The biology of a cancerous tumor works similarly to skin or hair. Just like the body sheds hair and skin cells, the tumor sheds cells throughout its lifespan. The bigger the tumor, the more cells it will shed.
These cells are called circulating tumor cells (CTCs), and they can be detected in the bloodstream. Therefore, when a blood sample is analyzed for cancer diagnosis, the test will take a measure of the presence of CTCs.
At RGCC, we use a liquid biopsy to measure the CTC count. A liquid biopsy is a non-invasive way to measure cancer in the body by measuring the number of CTCs in the bloodstream or in circulation.
The detection and monitoring of the CTC markers circulating in the blood are useful for screening, prognosis, and predicting a patient’s response to therapy. It is a valuable method to monitor the clinical course in patients with primary or metastatic cancer.
CTCs in the blood will correlate with the amount of cancer in a patient’s body. An increase in the CTC numbers is an indicator of cancer progression while decreasing CTC numbers indicate cancer containment or regression. A CTC count value is, therefore, a powerful and non-invasive tool to measure the state of cancer and whether the treatment is working or not.

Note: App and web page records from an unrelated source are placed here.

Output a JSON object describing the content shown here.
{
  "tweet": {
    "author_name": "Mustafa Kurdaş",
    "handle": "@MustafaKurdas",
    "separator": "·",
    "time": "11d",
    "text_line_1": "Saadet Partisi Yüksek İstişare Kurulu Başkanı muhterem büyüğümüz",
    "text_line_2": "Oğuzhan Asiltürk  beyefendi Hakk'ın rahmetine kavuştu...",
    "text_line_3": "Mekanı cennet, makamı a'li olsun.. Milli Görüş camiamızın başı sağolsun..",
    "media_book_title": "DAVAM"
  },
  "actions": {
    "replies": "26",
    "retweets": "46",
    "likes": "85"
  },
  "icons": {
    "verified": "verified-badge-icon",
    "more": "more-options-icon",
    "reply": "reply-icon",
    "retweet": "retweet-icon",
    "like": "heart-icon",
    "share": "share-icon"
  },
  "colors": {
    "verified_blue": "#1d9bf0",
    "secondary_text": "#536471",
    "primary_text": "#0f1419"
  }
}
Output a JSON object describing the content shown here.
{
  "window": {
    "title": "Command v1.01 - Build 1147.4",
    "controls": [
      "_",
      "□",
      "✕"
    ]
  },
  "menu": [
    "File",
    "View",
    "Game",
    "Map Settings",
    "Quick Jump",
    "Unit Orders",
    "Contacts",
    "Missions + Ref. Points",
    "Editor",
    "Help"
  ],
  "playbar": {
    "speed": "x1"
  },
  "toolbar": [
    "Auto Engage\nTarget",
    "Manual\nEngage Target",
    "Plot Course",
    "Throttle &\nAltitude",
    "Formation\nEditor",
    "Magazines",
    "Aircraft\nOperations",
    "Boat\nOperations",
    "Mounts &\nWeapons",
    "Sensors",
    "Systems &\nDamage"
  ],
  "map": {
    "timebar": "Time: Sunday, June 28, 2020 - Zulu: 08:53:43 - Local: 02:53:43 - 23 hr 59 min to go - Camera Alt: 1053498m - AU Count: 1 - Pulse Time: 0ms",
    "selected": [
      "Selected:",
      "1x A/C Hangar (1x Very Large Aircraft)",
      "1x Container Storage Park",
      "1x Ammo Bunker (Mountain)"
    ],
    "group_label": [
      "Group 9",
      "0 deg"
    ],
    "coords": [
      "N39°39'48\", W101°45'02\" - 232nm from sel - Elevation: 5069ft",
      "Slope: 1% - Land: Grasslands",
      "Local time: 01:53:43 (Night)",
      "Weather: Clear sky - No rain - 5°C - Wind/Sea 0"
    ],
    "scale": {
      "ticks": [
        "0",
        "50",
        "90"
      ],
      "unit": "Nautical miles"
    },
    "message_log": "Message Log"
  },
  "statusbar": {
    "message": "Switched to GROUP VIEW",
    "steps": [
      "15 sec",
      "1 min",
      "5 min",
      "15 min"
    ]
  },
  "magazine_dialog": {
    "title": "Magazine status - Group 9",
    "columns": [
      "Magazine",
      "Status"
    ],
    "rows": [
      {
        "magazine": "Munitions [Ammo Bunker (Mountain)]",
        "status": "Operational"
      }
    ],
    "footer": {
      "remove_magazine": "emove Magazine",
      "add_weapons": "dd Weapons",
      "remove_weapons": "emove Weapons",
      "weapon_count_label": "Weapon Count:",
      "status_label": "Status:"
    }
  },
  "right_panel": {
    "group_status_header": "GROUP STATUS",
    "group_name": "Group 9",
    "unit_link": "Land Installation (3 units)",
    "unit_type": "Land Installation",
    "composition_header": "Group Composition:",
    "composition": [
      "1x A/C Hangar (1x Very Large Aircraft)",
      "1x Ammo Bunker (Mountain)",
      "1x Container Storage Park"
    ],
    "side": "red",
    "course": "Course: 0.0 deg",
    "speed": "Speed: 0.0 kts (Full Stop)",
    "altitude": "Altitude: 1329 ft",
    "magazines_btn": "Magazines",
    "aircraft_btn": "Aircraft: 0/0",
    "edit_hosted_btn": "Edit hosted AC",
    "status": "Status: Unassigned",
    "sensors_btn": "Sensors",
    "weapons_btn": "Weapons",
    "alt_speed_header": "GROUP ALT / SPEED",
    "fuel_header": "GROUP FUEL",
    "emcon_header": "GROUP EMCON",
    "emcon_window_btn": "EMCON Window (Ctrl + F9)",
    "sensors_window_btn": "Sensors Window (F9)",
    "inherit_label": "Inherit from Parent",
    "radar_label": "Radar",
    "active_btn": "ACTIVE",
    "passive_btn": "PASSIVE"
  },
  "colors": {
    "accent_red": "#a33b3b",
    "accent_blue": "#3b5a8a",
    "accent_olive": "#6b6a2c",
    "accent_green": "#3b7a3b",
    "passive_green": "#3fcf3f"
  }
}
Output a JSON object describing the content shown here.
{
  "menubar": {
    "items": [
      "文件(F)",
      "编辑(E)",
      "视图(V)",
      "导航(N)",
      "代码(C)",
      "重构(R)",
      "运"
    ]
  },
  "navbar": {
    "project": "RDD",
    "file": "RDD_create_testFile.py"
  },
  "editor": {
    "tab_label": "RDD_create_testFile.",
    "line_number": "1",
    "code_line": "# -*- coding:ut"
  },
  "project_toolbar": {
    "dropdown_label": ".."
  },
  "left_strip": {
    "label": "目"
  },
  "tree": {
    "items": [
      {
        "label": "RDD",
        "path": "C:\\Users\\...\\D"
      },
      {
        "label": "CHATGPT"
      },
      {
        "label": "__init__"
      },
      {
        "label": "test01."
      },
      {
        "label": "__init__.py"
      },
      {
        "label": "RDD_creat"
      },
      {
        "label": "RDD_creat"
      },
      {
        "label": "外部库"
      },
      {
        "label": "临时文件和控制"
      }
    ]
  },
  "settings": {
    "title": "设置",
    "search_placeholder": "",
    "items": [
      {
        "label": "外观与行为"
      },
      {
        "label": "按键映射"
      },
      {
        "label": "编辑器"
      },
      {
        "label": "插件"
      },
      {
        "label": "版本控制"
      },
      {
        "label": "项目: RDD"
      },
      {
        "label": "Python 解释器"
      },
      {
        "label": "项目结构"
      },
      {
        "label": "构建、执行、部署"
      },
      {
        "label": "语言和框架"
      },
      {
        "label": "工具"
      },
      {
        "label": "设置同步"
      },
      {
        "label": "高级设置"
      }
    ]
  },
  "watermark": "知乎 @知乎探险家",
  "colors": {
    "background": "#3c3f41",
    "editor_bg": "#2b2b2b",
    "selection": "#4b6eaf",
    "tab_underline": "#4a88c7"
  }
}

In addition to the CTC count, RGCC’s CTC tests return a variety of valuable information that help follow up on how a patient’s body responds to cancer treatment.
We recommend patients retake their CTC count approximately every 3 months as long as their cancer is active. Once the cancer is in full remission and the first 2-3 follow-up tests are clear or show a stable status, the CTC tests can be taken every 6 months as part of their long-term monitoring protocol.
Let’s see how our CTC tests work.